The quake is believed to have involved the Wabash fault, a northern extension of the New Madrid fault about 6 miles north of Mt. Carmel, Ill., said United States Geological Survey geophysicist Randy Baldwin.
The last earthquake in the region to approach the severity of Friday's temblor was a 5.0 magnitude quake that shook a nearby area in 2002, Baldwin said.
"This is a fairly large quake for this region," he said. "They might occur every few years."
Baldwin said the USGS revised the quake's magnitude from 5.4 to 5.2.
Irvetta McMurtry of Cincinnati said she felt the rattling for up to 20 seconds.
"All of a sudden, I was awakened by this rumbling shaking," said McMurtry, 43. "My bed is an older wood frame bed, so the bed started to creak and shake, and it was almost like somebody was taking my mattress and moving it back and forth."
Lucas Griswold, a dispatcher in West Salem, said the Edwards County sheriff's department received reports of minor damage and no injuries.
"Oh, yeah, I felt it. It was interesting," Griswold said. "A lot of shaking."

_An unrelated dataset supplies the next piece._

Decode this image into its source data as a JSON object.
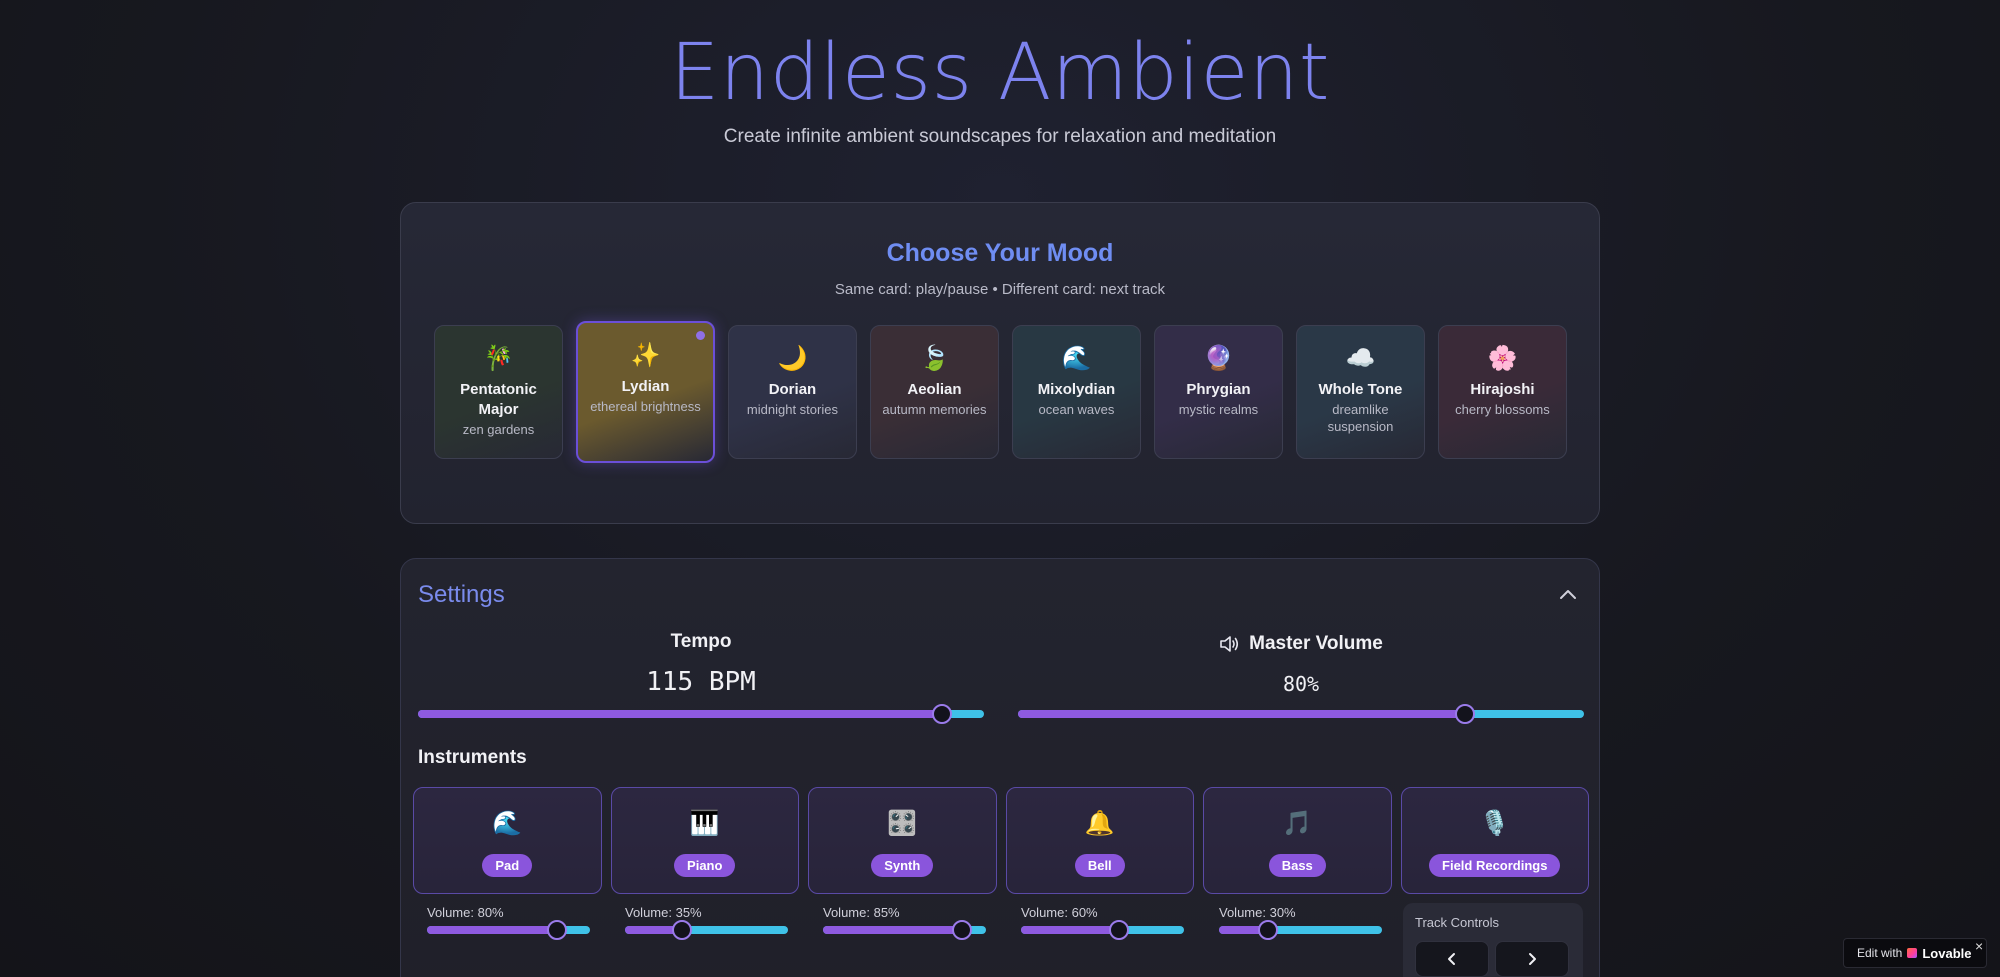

Indiana State Police spokesman Sgt. Todd Ringle in Evansville said there were no immediate reports of damage.
Quake Interrupts Weather Report : (video)